**WHAT TO PRODUCE**:
What is the number of lines in these records with "bytes" in them? Answer with that number only.

**INPUT**:
═══
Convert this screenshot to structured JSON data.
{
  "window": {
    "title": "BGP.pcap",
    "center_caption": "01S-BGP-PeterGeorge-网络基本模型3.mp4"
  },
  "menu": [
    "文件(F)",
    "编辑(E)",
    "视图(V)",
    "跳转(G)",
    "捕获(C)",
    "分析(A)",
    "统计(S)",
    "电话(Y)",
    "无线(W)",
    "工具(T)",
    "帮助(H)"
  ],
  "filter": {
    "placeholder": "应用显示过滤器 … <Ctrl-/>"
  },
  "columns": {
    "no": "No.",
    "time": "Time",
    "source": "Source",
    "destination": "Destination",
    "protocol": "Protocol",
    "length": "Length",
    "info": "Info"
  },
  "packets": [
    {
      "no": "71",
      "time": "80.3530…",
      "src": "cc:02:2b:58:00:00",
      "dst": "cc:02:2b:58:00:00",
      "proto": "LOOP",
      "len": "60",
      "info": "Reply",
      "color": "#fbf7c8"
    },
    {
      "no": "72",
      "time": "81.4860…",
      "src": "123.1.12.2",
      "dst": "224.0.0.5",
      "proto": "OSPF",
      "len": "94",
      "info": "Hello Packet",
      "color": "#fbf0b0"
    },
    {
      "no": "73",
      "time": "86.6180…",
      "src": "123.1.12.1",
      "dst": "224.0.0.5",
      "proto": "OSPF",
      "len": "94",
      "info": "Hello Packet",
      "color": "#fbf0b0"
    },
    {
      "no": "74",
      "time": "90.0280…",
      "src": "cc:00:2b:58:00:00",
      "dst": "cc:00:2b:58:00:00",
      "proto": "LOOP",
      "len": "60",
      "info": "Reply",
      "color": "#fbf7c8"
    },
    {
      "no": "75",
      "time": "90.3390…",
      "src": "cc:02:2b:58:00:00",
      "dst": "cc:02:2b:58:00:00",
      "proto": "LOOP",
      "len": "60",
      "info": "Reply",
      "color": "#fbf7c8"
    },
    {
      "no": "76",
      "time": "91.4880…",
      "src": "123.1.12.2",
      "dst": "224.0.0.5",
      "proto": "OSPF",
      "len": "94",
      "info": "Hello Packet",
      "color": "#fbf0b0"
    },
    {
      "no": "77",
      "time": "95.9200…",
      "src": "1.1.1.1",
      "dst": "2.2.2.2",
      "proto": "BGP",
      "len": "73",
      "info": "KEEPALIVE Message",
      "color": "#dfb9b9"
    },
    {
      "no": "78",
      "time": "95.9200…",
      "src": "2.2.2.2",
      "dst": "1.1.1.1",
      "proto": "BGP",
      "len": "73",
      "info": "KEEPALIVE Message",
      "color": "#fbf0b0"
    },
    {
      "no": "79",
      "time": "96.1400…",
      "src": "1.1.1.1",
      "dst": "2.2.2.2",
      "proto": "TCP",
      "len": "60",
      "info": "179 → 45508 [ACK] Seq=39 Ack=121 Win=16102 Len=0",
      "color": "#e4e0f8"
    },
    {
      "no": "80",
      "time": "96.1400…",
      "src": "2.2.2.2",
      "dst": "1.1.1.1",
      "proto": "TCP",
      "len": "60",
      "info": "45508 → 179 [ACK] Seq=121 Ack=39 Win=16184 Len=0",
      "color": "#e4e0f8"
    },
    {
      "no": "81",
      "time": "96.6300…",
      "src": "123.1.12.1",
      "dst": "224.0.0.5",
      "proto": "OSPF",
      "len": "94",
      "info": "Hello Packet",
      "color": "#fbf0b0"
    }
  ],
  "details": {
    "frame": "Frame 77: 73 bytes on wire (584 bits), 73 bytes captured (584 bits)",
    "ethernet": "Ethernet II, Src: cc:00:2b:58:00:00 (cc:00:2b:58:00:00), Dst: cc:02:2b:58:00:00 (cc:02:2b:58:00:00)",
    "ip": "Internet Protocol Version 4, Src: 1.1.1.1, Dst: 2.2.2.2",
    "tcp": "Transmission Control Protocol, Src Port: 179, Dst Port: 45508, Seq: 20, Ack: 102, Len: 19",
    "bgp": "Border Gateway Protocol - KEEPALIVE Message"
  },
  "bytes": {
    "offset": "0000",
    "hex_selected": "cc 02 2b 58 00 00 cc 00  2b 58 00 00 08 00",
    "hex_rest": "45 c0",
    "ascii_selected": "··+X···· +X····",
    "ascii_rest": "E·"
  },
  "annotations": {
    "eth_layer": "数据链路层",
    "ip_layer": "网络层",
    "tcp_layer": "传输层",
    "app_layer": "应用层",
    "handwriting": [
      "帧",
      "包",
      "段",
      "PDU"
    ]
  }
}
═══
**COMPLETED TASK**:
2